Dataset rows for apps and sites
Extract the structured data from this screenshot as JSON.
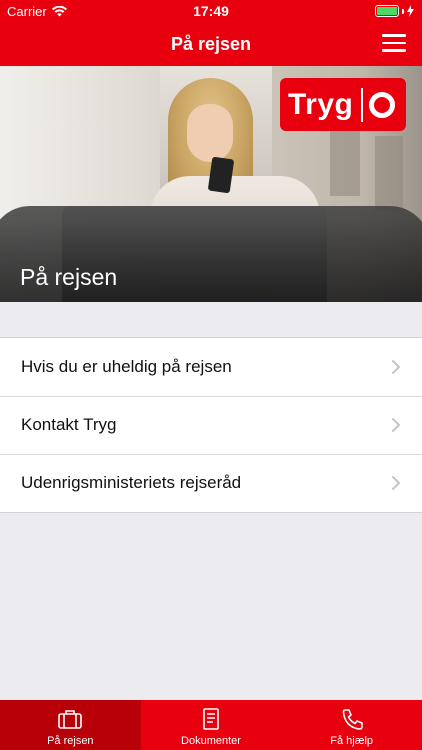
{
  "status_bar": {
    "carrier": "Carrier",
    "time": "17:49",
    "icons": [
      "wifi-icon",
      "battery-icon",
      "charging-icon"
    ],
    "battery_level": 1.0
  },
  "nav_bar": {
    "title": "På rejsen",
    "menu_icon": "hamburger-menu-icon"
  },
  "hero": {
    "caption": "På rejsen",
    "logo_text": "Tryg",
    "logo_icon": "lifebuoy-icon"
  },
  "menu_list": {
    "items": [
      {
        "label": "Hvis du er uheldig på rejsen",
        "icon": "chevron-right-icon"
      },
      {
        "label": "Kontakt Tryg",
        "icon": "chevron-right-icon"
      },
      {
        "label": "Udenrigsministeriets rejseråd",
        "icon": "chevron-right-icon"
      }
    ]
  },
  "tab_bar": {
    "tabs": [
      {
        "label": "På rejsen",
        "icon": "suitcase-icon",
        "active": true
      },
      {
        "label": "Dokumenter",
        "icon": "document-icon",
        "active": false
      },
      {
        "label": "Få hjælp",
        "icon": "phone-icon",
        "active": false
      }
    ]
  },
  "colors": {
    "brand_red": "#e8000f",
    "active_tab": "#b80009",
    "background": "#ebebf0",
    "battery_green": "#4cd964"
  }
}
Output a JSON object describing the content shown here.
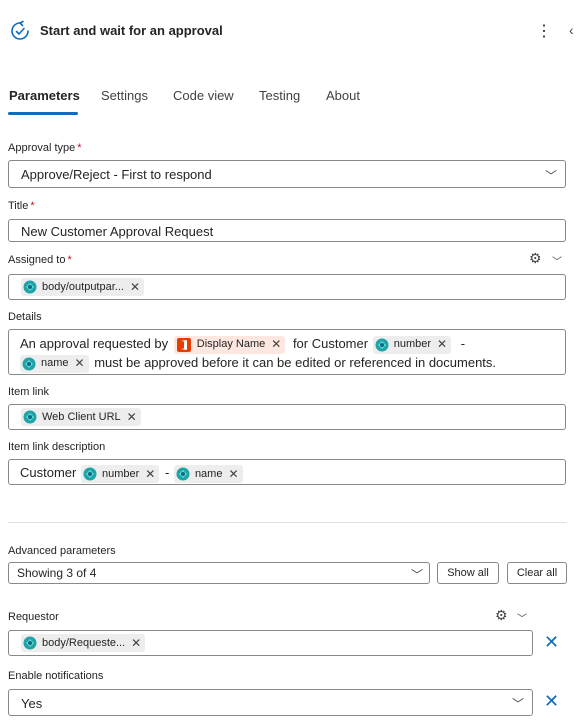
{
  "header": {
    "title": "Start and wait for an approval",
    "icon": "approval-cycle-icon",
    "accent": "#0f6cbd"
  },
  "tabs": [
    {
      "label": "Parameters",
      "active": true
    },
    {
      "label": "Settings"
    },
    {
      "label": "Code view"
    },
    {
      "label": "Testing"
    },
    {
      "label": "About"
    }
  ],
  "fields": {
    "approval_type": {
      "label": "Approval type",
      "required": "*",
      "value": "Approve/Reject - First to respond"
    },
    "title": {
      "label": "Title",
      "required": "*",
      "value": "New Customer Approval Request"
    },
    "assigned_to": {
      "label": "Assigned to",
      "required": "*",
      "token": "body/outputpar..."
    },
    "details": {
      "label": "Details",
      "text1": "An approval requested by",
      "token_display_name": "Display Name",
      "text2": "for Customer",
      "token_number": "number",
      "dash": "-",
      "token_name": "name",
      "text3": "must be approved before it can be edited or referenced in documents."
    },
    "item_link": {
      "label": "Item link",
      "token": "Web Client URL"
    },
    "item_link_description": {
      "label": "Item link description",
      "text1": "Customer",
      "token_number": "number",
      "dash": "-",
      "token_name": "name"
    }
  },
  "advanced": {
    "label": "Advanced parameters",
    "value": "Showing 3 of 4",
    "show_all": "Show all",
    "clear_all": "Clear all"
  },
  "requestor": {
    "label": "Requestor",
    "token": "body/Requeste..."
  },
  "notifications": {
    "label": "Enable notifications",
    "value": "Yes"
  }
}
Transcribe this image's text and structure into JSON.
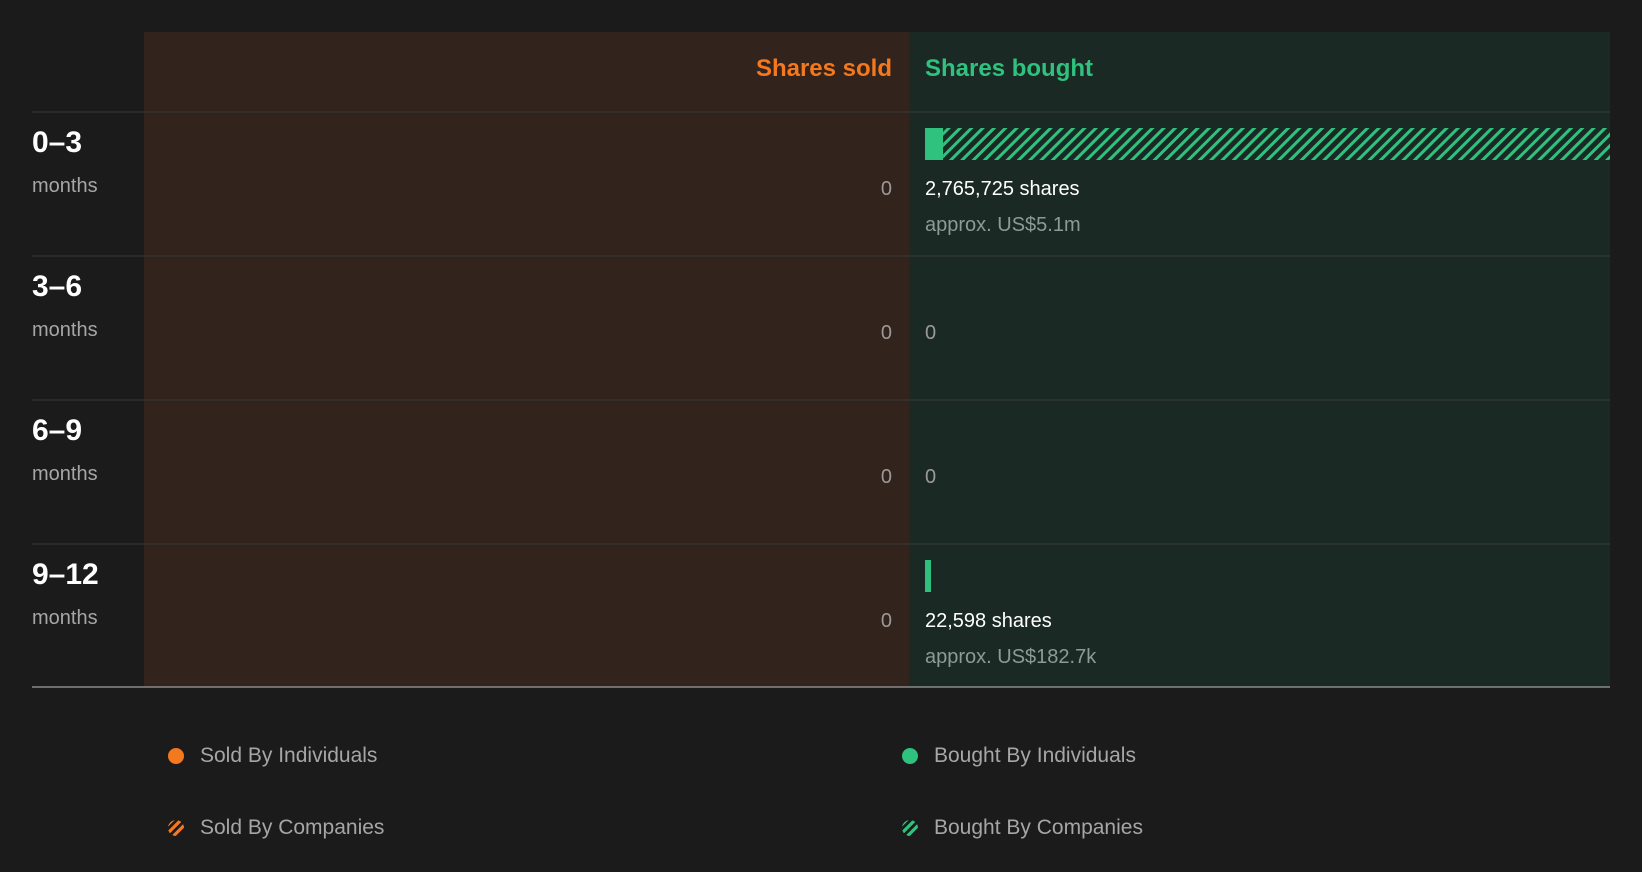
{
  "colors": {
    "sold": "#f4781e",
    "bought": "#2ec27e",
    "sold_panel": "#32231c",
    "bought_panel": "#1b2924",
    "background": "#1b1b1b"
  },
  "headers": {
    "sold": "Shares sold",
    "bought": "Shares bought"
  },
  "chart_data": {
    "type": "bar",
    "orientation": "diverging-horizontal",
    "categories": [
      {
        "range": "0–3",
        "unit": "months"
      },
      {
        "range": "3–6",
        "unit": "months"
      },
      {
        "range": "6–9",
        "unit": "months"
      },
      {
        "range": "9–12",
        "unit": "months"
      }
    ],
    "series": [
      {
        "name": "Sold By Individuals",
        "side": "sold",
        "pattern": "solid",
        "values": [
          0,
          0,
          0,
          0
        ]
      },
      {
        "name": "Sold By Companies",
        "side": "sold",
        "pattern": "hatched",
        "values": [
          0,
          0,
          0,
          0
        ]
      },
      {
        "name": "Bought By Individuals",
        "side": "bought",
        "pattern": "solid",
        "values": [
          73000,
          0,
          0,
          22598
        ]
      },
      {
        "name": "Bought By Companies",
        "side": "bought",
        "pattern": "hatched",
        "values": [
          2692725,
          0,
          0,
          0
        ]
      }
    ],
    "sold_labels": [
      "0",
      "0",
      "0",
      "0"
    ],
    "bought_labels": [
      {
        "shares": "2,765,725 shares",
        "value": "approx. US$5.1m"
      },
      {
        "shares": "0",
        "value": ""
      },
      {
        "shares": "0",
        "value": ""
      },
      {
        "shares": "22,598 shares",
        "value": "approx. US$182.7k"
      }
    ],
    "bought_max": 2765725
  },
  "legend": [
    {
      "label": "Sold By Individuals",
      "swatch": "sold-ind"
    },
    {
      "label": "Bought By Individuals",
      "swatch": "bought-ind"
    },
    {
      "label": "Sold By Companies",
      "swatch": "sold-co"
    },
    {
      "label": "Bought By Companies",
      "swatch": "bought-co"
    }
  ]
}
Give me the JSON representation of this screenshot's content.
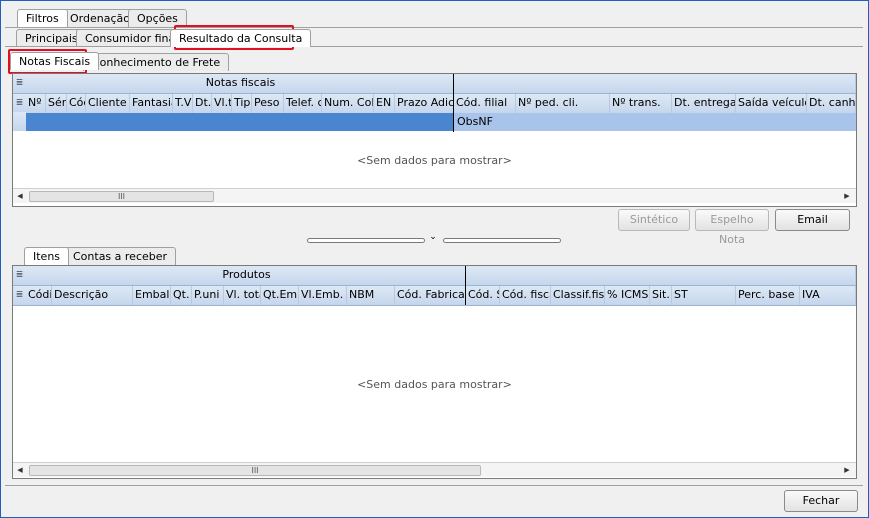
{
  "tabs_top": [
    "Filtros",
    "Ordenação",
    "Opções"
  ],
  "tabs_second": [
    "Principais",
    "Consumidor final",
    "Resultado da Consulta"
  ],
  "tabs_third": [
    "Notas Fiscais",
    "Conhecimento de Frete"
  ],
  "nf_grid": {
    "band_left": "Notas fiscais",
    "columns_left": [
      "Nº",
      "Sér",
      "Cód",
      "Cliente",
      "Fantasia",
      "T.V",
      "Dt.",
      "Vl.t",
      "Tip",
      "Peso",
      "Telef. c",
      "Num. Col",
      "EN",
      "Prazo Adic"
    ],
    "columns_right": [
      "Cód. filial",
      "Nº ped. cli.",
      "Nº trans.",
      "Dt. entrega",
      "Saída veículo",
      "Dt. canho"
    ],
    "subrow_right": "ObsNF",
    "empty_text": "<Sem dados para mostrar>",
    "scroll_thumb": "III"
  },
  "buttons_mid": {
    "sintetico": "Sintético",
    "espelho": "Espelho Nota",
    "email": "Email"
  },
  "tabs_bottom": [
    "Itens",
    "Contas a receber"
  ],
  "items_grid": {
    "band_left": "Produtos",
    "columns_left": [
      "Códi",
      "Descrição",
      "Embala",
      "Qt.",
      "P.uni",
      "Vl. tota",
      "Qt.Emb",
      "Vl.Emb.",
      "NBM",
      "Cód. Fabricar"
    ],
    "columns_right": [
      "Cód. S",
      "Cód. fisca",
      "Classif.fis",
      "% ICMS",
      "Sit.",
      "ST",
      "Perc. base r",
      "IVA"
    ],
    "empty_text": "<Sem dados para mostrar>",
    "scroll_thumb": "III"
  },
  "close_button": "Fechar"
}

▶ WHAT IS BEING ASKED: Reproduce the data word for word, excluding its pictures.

▶ RESULT OF THIS EXERCISE:
Extract the structured data from this screenshot as JSON.
{
  "status_bar": {
    "carrier": "Carrier",
    "time": "17:49",
    "icons": [
      "wifi-icon",
      "battery-icon",
      "charging-icon"
    ],
    "battery_level": 1.0
  },
  "nav_bar": {
    "title": "På rejsen",
    "menu_icon": "hamburger-menu-icon"
  },
  "hero": {
    "caption": "På rejsen",
    "logo_text": "Tryg",
    "logo_icon": "lifebuoy-icon"
  },
  "menu_list": {
    "items": [
      {
        "label": "Hvis du er uheldig på rejsen",
        "icon": "chevron-right-icon"
      },
      {
        "label": "Kontakt Tryg",
        "icon": "chevron-right-icon"
      },
      {
        "label": "Udenrigsministeriets rejseråd",
        "icon": "chevron-right-icon"
      }
    ]
  },
  "tab_bar": {
    "tabs": [
      {
        "label": "På rejsen",
        "icon": "suitcase-icon",
        "active": true
      },
      {
        "label": "Dokumenter",
        "icon": "document-icon",
        "active": false
      },
      {
        "label": "Få hjælp",
        "icon": "phone-icon",
        "active": false
      }
    ]
  },
  "colors": {
    "brand_red": "#e8000f",
    "active_tab": "#b80009",
    "background": "#ebebf0",
    "battery_green": "#4cd964"
  }
}
Output a JSON object describing the content shown here.
{
  "header": {
    "title": "Start and wait for an approval",
    "icon": "approval-cycle-icon",
    "accent": "#0f6cbd"
  },
  "tabs": [
    {
      "label": "Parameters",
      "active": true
    },
    {
      "label": "Settings"
    },
    {
      "label": "Code view"
    },
    {
      "label": "Testing"
    },
    {
      "label": "About"
    }
  ],
  "fields": {
    "approval_type": {
      "label": "Approval type",
      "required": "*",
      "value": "Approve/Reject - First to respond"
    },
    "title": {
      "label": "Title",
      "required": "*",
      "value": "New Customer Approval Request"
    },
    "assigned_to": {
      "label": "Assigned to",
      "required": "*",
      "token": "body/outputpar..."
    },
    "details": {
      "label": "Details",
      "text1": "An approval requested by",
      "token_display_name": "Display Name",
      "text2": "for Customer",
      "token_number": "number",
      "dash": "-",
      "token_name": "name",
      "text3": "must be approved before it can be edited or referenced in documents."
    },
    "item_link": {
      "label": "Item link",
      "token": "Web Client URL"
    },
    "item_link_description": {
      "label": "Item link description",
      "text1": "Customer",
      "token_number": "number",
      "dash": "-",
      "token_name": "name"
    }
  },
  "advanced": {
    "label": "Advanced parameters",
    "value": "Showing 3 of 4",
    "show_all": "Show all",
    "clear_all": "Clear all"
  },
  "requestor": {
    "label": "Requestor",
    "token": "body/Requeste..."
  },
  "notifications": {
    "label": "Enable notifications",
    "value": "Yes"
  }
}
Transcribe this image's text and structure into JSON.
{
  "colors": {
    "sold": "#f4781e",
    "bought": "#2ec27e",
    "sold_panel": "#32231c",
    "bought_panel": "#1b2924",
    "background": "#1b1b1b"
  },
  "headers": {
    "sold": "Shares sold",
    "bought": "Shares bought"
  },
  "chart_data": {
    "type": "bar",
    "orientation": "diverging-horizontal",
    "categories": [
      {
        "range": "0–3",
        "unit": "months"
      },
      {
        "range": "3–6",
        "unit": "months"
      },
      {
        "range": "6–9",
        "unit": "months"
      },
      {
        "range": "9–12",
        "unit": "months"
      }
    ],
    "series": [
      {
        "name": "Sold By Individuals",
        "side": "sold",
        "pattern": "solid",
        "values": [
          0,
          0,
          0,
          0
        ]
      },
      {
        "name": "Sold By Companies",
        "side": "sold",
        "pattern": "hatched",
        "values": [
          0,
          0,
          0,
          0
        ]
      },
      {
        "name": "Bought By Individuals",
        "side": "bought",
        "pattern": "solid",
        "values": [
          73000,
          0,
          0,
          22598
        ]
      },
      {
        "name": "Bought By Companies",
        "side": "bought",
        "pattern": "hatched",
        "values": [
          2692725,
          0,
          0,
          0
        ]
      }
    ],
    "sold_labels": [
      "0",
      "0",
      "0",
      "0"
    ],
    "bought_labels": [
      {
        "shares": "2,765,725 shares",
        "value": "approx. US$5.1m"
      },
      {
        "shares": "0",
        "value": ""
      },
      {
        "shares": "0",
        "value": ""
      },
      {
        "shares": "22,598 shares",
        "value": "approx. US$182.7k"
      }
    ],
    "bought_max": 2765725
  },
  "legend": [
    {
      "label": "Sold By Individuals",
      "swatch": "sold-ind"
    },
    {
      "label": "Bought By Individuals",
      "swatch": "bought-ind"
    },
    {
      "label": "Sold By Companies",
      "swatch": "sold-co"
    },
    {
      "label": "Bought By Companies",
      "swatch": "bought-co"
    }
  ]
}
Give me the JSON representation of this screenshot's content.
{
  "tabs_top": [
    "Filtros",
    "Ordenação",
    "Opções"
  ],
  "tabs_second": [
    "Principais",
    "Consumidor final",
    "Resultado da Consulta"
  ],
  "tabs_third": [
    "Notas Fiscais",
    "Conhecimento de Frete"
  ],
  "nf_grid": {
    "band_left": "Notas fiscais",
    "columns_left": [
      "Nº",
      "Sér",
      "Cód",
      "Cliente",
      "Fantasia",
      "T.V",
      "Dt.",
      "Vl.t",
      "Tip",
      "Peso",
      "Telef. c",
      "Num. Col",
      "EN",
      "Prazo Adic"
    ],
    "columns_right": [
      "Cód. filial",
      "Nº ped. cli.",
      "Nº trans.",
      "Dt. entrega",
      "Saída veículo",
      "Dt. canho"
    ],
    "subrow_right": "ObsNF",
    "empty_text": "<Sem dados para mostrar>",
    "scroll_thumb": "III"
  },
  "buttons_mid": {
    "sintetico": "Sintético",
    "espelho": "Espelho Nota",
    "email": "Email"
  },
  "tabs_bottom": [
    "Itens",
    "Contas a receber"
  ],
  "items_grid": {
    "band_left": "Produtos",
    "columns_left": [
      "Códi",
      "Descrição",
      "Embala",
      "Qt.",
      "P.uni",
      "Vl. tota",
      "Qt.Emb",
      "Vl.Emb.",
      "NBM",
      "Cód. Fabricar"
    ],
    "columns_right": [
      "Cód. S",
      "Cód. fisca",
      "Classif.fis",
      "% ICMS",
      "Sit.",
      "ST",
      "Perc. base r",
      "IVA"
    ],
    "empty_text": "<Sem dados para mostrar>",
    "scroll_thumb": "III"
  },
  "close_button": "Fechar"
}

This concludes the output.